The way most companies distribute the information they need to understand their supply chain and distribution systems across multiple disparate IT systems is to understand when a problem occurs or how to start fixing it. It’s getting harder.
Microsoft is the operator of the most popular planning software used in supply chains.
Microsoft Excel is everywhere. But much of the supply chain data companies care about ends up in Excel, which doesn’t help them automate common workflows or respond to crises. The new Microsoft Supply Chain Platform and Supply Chain Center aim to bring together a range of Microsoft tools and services to help companies of all sizes manage their supply chains.
“It’s about how we work together and get insights from everyone involved,” he says Bassani. “Whether you’re hauling a heavy load the middle mile or a pizza the last mile, many of the problems are similar.”
At Microsoft, we believe the way to solve these problems is to apply data, collaborate with colleagues and suppliers, and use AI to predict or explain problems.
Knowledge of Microsoft Platforms
Have some of Microsoft’s recent announcements been confused by seeming to put new marketing branding on existing services?
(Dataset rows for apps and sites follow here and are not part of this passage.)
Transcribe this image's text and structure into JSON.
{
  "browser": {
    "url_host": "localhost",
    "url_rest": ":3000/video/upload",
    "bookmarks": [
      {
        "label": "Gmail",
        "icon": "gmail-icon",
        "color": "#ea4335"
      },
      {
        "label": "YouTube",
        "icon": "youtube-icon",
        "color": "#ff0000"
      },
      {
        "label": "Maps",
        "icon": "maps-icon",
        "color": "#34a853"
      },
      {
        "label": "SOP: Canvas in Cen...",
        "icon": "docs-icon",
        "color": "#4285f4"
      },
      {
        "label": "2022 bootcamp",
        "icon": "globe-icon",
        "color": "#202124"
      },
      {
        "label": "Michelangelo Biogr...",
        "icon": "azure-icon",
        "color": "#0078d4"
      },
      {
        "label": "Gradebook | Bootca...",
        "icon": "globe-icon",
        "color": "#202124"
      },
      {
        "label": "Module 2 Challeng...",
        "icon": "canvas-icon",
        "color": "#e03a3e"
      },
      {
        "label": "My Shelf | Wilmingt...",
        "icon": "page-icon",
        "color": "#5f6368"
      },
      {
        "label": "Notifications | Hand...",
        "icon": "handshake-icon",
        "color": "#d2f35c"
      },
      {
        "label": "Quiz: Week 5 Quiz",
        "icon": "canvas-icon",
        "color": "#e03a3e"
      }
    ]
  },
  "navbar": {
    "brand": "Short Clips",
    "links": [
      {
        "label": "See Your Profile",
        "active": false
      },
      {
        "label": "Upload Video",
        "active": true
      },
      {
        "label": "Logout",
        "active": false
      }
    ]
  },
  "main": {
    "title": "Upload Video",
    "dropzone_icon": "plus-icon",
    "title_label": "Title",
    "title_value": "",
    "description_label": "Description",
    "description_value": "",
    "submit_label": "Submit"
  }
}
It’s a great way to get a better sense of what Microsoft understands with its Intelligent Data Platform, Microsoft Industry Clouds, and other Capital P platforms.
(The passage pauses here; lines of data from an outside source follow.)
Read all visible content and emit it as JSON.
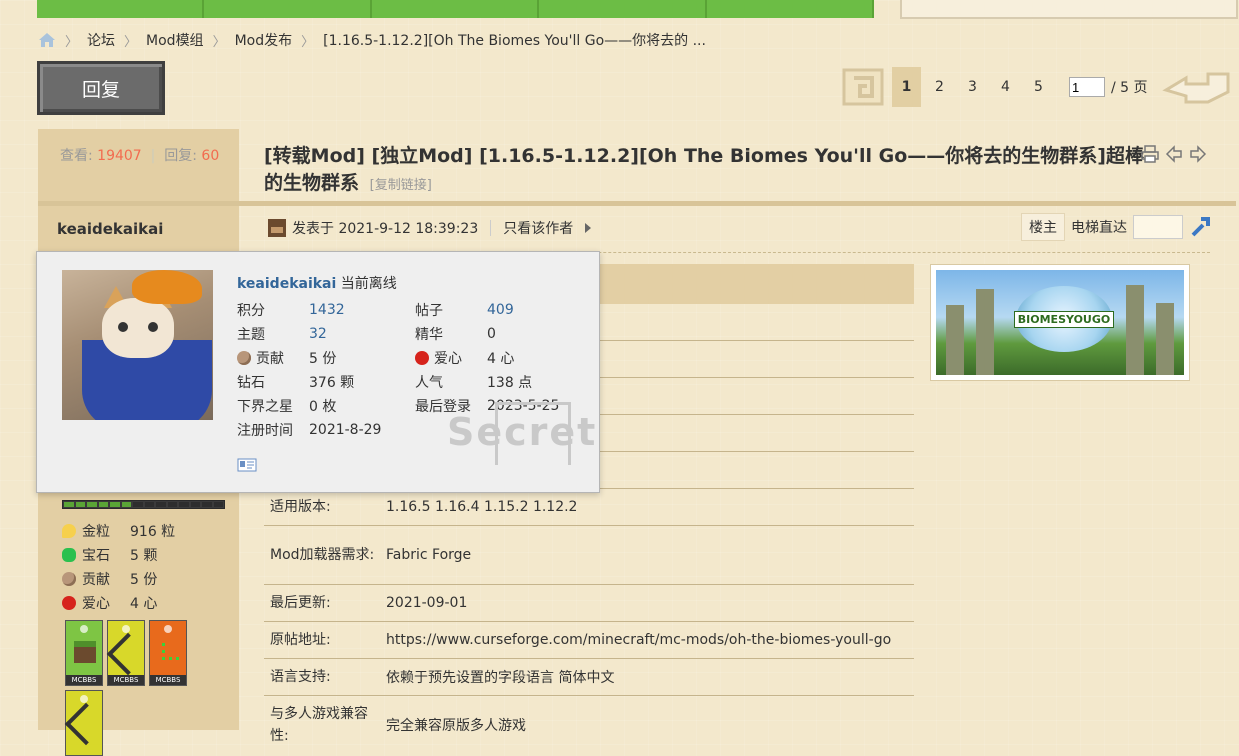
{
  "breadcrumb": [
    "论坛",
    "Mod模组",
    "Mod发布",
    "[1.16.5-1.12.2][Oh The Biomes You'll Go——你将去的 ..."
  ],
  "reply_button": "回复",
  "pagination": {
    "pages": [
      "1",
      "2",
      "3",
      "4",
      "5"
    ],
    "current": "1",
    "input_value": "1",
    "total": "/ 5 页"
  },
  "stats": {
    "views_label": "查看:",
    "views": "19407",
    "replies_label": "回复:",
    "replies": "60"
  },
  "post": {
    "title": "[转载Mod] [独立Mod] [1.16.5-1.12.2][Oh The Biomes You'll Go——你将去的生物群系]超棒的生物群系",
    "copy_link": "[复制链接]",
    "author": "keaidekaikai",
    "posted": "发表于 2021-9-12 18:39:23",
    "only_author": "只看该作者",
    "floor_label": "楼主",
    "elevator": "电梯直达"
  },
  "popup": {
    "username": "keaidekaikai",
    "status": "当前离线",
    "fields": [
      [
        "积分",
        "1432",
        "帖子",
        "409"
      ],
      [
        "主题",
        "32",
        "精华",
        "0"
      ],
      [
        "贡献",
        "5 份",
        "爱心",
        "4 心"
      ],
      [
        "钻石",
        "376 颗",
        "人气",
        "138 点"
      ],
      [
        "下界之星",
        "0 枚",
        "最后登录",
        "2023-5-25"
      ],
      [
        "注册时间",
        "2021-8-29",
        "",
        ""
      ]
    ],
    "watermark": "Secret"
  },
  "info_rows": [
    [
      "适用版本:",
      "1.16.5 1.16.4 1.15.2 1.12.2"
    ],
    [
      "Mod加载器需求:",
      "Fabric Forge"
    ],
    [
      "最后更新:",
      "2021-09-01"
    ],
    [
      "原帖地址:",
      "https://www.curseforge.com/minecraft/mc-mods/oh-the-biomes-youll-go"
    ],
    [
      "语言支持:",
      "依赖于预先设置的字段语言 简体中文"
    ],
    [
      "与多人游戏兼容性:",
      "完全兼容原版多人游戏"
    ]
  ],
  "user_stats": [
    [
      "金粒",
      "916 粒"
    ],
    [
      "宝石",
      "5 颗"
    ],
    [
      "贡献",
      "5 份"
    ],
    [
      "爱心",
      "4 心"
    ]
  ],
  "badge_label": "MCBBS",
  "cover_logo": "BIOMESYOUGO",
  "colors": {
    "nav_green": "#6cbd45",
    "panel": "#e3cfa4",
    "accent_red": "#f26c4f",
    "link_blue": "#336699"
  }
}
The new supply chain platform isn’t a single product you can buy.
“Microsoft’s Supply Chain Platform is truly Microsoft’s holistic approach to supply chain,” he said Bassani.
The Power Platform includes PowerApps, Power Automate, and Power BI, but also has dependencies and integrations with Azure, Teams, Dynamics 365, and Office 365. The new Microsoft Supply Chain Platform builds on these existing services and Power Platform.
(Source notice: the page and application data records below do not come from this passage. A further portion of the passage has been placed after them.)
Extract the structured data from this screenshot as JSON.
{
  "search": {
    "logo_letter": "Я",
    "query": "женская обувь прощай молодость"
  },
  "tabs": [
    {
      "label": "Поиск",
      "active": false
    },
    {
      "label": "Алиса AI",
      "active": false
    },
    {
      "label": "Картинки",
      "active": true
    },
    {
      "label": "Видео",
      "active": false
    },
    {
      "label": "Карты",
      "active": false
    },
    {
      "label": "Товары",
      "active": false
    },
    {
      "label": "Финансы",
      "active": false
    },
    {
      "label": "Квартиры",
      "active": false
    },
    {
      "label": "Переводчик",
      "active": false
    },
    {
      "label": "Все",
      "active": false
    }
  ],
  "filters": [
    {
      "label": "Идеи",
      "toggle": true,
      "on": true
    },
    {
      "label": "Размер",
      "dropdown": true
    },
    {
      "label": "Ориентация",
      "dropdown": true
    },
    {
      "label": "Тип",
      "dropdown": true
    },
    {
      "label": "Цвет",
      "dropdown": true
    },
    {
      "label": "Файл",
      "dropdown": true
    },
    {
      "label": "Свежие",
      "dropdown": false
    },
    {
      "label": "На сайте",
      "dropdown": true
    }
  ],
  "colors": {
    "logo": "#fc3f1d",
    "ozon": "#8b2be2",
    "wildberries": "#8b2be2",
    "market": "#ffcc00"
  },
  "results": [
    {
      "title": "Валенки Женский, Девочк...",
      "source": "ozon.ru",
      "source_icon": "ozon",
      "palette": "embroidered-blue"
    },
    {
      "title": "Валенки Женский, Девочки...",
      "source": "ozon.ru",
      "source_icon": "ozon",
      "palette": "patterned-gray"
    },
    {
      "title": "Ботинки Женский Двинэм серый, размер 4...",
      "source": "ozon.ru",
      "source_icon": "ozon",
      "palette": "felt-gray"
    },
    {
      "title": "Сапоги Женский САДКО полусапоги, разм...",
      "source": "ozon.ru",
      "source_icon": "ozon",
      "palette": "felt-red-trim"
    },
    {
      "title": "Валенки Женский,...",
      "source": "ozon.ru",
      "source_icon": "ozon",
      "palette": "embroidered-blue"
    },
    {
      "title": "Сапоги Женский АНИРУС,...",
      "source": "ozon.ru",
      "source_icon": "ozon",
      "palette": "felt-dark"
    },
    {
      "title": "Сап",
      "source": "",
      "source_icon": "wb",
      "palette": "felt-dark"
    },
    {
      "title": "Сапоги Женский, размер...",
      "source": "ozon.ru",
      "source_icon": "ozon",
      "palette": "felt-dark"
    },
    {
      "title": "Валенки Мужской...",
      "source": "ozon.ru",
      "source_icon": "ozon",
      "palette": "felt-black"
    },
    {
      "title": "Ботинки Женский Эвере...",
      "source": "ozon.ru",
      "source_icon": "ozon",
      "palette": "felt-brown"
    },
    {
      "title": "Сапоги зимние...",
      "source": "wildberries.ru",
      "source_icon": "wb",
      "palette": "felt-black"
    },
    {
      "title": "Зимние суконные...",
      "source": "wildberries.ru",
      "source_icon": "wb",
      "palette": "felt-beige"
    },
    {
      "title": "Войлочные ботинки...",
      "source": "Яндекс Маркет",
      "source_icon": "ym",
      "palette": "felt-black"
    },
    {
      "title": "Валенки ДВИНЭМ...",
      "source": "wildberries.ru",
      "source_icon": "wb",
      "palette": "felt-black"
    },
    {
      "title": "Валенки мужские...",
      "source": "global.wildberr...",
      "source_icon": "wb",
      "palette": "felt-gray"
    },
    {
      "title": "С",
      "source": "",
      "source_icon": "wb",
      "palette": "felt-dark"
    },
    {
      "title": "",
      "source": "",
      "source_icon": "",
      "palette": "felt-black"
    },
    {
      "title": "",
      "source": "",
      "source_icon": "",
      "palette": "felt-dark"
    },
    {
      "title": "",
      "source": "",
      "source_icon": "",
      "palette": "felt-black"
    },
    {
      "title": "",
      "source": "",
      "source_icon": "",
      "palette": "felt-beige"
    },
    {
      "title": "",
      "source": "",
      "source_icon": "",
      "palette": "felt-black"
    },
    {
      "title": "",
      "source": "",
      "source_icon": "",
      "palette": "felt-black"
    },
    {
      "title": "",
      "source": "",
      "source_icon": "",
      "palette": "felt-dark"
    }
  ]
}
Bassani suggested viewing each of these platforms as an umbrella that brings together various tools, integrations, and partner offerings related to specific areas such as data management and supply chain management. Companies with their developer know-how can choose from these individual offers.
“They will take full advantage of the platform and customize it the way they want,” Bassani said.
Microsoft Supply Chain Center is a preview product that keeps track of the health of your supply chain and alerts you when problems arise.
Filling a gap in the Microsoft lineup.
Dynamics 365 has some supply chain and order management capabilities, but it’s an ERP solution.
“We didn’t have a complementary supply chain product, which is Microsoft’s supply chain center,” Bassani said.
It uses some of the same functionality and offers the same options as Dynamics 365 Supply Chain Management and Order Management to see the sustainability impact of your logistics and product sourcing decisions.
Partners and resources for everyone
Bassani doesn’t want to customize the Microsoft Supply Chain Center too much, doesn’t have the expertise to plug in Power BI, Azure, Teams, and other Microsoft tools, or just doesn’t know where these tools can help.
Weekly business reviews against key metrics such as on-time inventory replenishment that show whether suppliers are meeting commitments. So you can keep your promises to your customers and rely on accurate data.
“I’ve worked for several companies and they all have this problem to some degree and the data is correct,” he said Bassani. “Who has more accurate or up-to-date data?”
Using Power BI to get accurate data from live systems means that you can discuss the issues you see rather than fighting over who has the right data. “They can access the Microsoft Supply Chain Center and leverage the collaboration capabilities built into Teams to share with people inside and outside the organization,” he said.
It also helps companies comply with EU legislation on supplier resilience and trace finished goods back to specific components and raw materials.
The supply chain platform includes partners through Azure Marketplace and App Source. Microsoft Supply Chain Center has several built-in partner services from logistics experts such as FedEx and Overhaus. It can be used with Dynamics 365, but can also be integrated with SAP and Oracle. Scale low-code via the Power Platform to keep suppliers up-to-date or automate inventory planning to ship products when demand is high. “If a supplier pulls in a new forecast that is out of tolerance, we can create a Power Automate flow to send an email asking for justification,” says Bassani. “They create this continuous feedback loop centralized in MSCC so I can get out of the world of emails, phone calls, and faxes trying to track what’s going on and use data instead. can actually drive the desired action, but currently it is done manually.”
With options for pre-packaged solutions and platform building blocks, Microsoft’s new supply chain tools are commonly used.
“Whether you’re at Walmart or your corner store, you probably have an opportunity to take advantage of MSCC’s technology,” Bassani said.